(Data records for software interfaces)
........

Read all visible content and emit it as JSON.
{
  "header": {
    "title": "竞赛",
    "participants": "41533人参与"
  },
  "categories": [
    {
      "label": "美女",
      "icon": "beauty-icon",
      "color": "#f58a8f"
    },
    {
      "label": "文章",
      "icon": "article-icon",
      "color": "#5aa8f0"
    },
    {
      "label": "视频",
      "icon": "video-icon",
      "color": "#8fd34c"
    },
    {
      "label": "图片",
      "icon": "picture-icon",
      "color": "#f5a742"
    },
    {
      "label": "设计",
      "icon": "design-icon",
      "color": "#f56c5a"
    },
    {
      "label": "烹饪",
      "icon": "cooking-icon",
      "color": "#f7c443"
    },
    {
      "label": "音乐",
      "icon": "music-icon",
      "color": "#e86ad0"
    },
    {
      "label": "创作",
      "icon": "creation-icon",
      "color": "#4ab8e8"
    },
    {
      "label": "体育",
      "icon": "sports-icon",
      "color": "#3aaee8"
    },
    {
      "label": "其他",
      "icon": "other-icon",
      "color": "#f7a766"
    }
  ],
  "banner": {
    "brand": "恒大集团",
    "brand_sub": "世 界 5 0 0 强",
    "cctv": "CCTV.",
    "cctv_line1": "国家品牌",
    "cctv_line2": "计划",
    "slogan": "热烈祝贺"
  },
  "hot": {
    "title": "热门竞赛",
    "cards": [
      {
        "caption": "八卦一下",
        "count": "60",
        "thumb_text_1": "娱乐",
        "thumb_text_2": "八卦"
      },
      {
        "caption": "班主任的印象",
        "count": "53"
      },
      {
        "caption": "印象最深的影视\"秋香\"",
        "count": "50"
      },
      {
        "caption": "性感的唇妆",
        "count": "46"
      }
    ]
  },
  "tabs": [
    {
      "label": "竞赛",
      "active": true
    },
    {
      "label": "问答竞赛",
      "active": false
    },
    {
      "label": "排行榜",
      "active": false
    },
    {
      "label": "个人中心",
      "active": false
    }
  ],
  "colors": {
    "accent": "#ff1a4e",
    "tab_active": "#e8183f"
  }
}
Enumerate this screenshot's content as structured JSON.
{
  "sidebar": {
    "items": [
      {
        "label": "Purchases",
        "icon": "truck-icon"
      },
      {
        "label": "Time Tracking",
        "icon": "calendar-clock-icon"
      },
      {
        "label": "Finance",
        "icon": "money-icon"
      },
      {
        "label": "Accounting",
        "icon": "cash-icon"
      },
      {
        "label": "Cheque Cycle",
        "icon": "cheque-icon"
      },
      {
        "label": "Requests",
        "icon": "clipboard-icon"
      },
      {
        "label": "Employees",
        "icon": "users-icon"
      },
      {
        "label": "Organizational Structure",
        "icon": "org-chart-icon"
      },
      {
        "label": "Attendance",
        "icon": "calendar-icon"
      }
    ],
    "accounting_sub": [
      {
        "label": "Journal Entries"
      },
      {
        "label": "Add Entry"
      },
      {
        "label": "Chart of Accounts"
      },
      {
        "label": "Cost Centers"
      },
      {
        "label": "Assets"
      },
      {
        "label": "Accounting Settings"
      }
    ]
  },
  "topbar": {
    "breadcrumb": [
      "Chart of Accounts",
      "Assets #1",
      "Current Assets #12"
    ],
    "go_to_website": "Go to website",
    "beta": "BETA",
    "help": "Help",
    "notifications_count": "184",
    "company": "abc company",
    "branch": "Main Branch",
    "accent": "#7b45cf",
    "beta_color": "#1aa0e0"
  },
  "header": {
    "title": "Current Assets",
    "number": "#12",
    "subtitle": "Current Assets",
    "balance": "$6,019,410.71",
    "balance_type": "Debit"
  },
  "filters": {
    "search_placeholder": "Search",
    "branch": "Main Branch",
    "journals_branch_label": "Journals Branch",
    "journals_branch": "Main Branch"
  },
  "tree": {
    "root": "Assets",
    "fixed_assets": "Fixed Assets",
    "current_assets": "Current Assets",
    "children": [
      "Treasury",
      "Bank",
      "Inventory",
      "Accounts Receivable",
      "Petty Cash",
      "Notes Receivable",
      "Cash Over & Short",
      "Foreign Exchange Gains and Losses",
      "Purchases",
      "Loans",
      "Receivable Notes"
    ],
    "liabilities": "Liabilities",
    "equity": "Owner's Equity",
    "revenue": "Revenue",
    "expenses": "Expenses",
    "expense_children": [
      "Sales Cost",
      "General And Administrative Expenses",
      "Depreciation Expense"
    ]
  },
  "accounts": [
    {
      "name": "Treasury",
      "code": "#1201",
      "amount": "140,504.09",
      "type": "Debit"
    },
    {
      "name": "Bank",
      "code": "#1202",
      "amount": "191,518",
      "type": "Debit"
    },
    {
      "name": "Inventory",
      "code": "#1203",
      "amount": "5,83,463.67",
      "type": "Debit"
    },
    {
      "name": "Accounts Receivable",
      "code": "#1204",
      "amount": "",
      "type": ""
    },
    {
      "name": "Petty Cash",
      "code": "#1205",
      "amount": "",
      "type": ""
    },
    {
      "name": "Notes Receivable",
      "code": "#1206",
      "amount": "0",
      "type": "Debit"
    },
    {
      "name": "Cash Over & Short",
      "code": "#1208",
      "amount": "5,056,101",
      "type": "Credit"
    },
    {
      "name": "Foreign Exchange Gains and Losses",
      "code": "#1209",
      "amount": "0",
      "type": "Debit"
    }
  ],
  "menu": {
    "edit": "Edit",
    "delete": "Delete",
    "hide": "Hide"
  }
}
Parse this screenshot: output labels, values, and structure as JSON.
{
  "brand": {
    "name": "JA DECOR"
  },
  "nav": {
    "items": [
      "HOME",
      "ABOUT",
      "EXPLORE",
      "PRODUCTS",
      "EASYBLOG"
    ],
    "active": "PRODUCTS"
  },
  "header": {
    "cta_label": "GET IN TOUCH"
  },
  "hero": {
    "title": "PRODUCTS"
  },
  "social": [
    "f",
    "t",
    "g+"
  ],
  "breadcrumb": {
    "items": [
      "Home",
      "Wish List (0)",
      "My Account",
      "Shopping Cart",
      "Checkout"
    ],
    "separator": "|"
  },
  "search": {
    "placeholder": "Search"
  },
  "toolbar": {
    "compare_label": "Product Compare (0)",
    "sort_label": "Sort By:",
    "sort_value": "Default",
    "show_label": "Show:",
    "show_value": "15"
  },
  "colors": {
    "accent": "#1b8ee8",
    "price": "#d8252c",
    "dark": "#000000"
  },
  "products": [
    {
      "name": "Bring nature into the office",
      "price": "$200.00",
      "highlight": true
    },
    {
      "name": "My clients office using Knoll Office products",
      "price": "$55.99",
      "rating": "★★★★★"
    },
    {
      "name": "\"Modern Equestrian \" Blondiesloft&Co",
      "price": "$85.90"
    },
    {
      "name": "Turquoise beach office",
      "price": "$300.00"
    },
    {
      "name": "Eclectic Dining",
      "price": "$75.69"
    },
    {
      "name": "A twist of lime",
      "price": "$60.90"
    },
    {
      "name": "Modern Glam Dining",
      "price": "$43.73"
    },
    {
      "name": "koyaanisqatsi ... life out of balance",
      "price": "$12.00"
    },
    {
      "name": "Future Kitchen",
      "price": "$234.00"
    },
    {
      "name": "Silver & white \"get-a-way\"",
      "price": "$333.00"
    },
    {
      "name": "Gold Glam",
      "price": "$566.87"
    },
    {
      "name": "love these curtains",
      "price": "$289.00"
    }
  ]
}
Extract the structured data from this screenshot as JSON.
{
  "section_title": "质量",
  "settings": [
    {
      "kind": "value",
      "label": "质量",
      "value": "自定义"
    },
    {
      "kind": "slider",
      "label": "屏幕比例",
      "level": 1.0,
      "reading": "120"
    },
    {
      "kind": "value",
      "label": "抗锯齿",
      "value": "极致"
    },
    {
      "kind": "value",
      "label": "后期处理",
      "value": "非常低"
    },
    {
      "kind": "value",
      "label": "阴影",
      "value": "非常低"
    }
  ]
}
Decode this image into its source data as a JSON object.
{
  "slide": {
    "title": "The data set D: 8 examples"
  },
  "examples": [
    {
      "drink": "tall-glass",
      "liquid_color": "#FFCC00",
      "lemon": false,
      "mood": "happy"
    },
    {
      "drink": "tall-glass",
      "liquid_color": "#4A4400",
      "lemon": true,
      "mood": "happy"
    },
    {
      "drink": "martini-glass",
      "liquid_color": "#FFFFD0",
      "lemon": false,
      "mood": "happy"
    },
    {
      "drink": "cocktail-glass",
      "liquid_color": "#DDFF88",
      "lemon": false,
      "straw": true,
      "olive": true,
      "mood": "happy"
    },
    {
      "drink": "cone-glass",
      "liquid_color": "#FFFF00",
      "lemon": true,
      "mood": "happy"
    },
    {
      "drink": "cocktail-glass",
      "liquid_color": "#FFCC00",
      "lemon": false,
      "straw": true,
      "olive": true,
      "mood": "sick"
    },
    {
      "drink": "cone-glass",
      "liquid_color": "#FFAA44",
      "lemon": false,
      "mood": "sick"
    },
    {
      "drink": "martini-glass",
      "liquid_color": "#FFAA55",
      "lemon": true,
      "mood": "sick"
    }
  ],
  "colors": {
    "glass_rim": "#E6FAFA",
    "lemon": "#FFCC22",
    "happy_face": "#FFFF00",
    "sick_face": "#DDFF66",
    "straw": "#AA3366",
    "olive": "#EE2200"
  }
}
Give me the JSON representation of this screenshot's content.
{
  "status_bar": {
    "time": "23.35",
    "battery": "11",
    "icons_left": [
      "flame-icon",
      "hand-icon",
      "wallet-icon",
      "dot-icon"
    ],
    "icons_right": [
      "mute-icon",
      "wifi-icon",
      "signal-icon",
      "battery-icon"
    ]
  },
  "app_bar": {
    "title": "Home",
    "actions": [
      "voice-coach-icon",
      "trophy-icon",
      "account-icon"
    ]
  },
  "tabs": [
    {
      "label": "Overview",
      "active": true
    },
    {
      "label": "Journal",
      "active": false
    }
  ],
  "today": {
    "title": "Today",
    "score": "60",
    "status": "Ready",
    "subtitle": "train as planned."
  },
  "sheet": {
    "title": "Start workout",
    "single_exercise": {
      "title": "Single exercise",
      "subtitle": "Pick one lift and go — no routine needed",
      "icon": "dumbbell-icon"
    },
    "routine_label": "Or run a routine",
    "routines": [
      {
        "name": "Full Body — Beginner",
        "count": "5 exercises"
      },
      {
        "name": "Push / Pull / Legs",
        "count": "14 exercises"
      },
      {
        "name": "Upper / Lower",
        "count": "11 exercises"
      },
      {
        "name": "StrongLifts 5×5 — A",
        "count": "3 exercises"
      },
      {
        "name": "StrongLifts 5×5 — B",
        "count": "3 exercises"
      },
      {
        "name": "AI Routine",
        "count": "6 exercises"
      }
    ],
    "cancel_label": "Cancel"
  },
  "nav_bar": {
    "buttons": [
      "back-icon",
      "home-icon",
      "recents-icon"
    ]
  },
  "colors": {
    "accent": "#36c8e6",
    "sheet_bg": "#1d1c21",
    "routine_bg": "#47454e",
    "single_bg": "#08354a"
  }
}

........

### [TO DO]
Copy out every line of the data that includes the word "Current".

### [YOUR RESPONSE]
      "Current Assets #12"
    "title": "Current Assets",
    "subtitle": "Current Assets",
    "current_assets": "Current Assets",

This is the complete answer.